Report back every line below that carries the word "还能不能好好玩耍了".

• _Material for this task_
####

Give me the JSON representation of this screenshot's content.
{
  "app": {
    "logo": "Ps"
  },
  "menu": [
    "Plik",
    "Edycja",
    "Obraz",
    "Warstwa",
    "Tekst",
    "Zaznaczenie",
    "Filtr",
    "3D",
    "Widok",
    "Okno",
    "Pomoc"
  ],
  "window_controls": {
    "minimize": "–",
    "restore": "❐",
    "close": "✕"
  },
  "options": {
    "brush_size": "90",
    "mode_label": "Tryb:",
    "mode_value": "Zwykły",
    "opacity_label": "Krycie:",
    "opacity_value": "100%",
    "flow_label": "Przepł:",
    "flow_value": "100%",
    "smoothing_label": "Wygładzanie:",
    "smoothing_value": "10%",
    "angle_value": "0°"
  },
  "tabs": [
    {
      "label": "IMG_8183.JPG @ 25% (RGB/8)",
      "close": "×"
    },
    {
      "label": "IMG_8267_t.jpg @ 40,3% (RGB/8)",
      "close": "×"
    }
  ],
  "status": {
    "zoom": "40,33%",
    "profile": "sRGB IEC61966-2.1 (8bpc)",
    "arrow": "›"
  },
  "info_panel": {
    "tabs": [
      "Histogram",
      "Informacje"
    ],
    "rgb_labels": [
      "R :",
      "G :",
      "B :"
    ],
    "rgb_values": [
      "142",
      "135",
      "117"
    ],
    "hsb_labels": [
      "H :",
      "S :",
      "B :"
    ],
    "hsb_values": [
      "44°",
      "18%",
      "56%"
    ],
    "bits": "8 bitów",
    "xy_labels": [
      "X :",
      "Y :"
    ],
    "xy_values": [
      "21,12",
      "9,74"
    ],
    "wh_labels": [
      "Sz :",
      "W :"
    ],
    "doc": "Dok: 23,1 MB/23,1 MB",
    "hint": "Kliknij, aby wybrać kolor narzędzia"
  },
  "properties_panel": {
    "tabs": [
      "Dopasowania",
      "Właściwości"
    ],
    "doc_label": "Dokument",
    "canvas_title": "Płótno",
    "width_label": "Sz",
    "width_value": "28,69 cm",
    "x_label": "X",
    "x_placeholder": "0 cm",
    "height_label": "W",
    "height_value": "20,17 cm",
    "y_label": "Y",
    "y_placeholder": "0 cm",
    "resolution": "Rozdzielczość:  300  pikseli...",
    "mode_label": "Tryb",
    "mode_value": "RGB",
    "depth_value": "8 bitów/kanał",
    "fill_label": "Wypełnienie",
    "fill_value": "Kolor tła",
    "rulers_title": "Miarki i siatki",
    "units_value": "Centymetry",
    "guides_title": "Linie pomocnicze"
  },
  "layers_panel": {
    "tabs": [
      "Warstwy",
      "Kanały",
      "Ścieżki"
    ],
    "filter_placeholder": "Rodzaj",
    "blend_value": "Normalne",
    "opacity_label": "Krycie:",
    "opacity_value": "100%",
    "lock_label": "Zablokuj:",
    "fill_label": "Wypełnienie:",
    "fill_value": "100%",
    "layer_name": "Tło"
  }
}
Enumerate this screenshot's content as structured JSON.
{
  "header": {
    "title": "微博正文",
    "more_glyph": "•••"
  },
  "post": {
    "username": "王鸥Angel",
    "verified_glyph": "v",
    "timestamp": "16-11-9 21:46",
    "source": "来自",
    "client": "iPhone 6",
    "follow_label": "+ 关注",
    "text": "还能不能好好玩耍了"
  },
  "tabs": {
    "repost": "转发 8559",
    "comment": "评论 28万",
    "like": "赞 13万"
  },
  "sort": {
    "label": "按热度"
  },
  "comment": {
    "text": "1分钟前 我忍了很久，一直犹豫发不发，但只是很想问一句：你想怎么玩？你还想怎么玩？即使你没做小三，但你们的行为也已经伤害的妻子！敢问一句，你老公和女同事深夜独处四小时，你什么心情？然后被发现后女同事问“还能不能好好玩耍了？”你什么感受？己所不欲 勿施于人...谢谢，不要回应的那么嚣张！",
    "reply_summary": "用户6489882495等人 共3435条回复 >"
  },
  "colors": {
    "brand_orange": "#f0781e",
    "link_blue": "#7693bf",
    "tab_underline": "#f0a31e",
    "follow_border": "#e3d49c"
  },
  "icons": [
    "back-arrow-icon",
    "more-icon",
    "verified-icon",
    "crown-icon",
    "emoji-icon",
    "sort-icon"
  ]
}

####

• _Task solution_
    "text": "还能不能好好玩耍了"
    "text": "1分钟前 我忍了很久，一直犹豫发不发，但只是很想问一句：你想怎么玩？你还想怎么玩？即使你没做小三，但你们的行为也已经伤害的妻子！敢问一句，你老公和女同事深夜独处四小时，你什么心情？然后被发现后女同事问“还能不能好好玩耍了？”你什么感受？己所不欲 勿施于人...谢谢，不要回应的那么嚣张！",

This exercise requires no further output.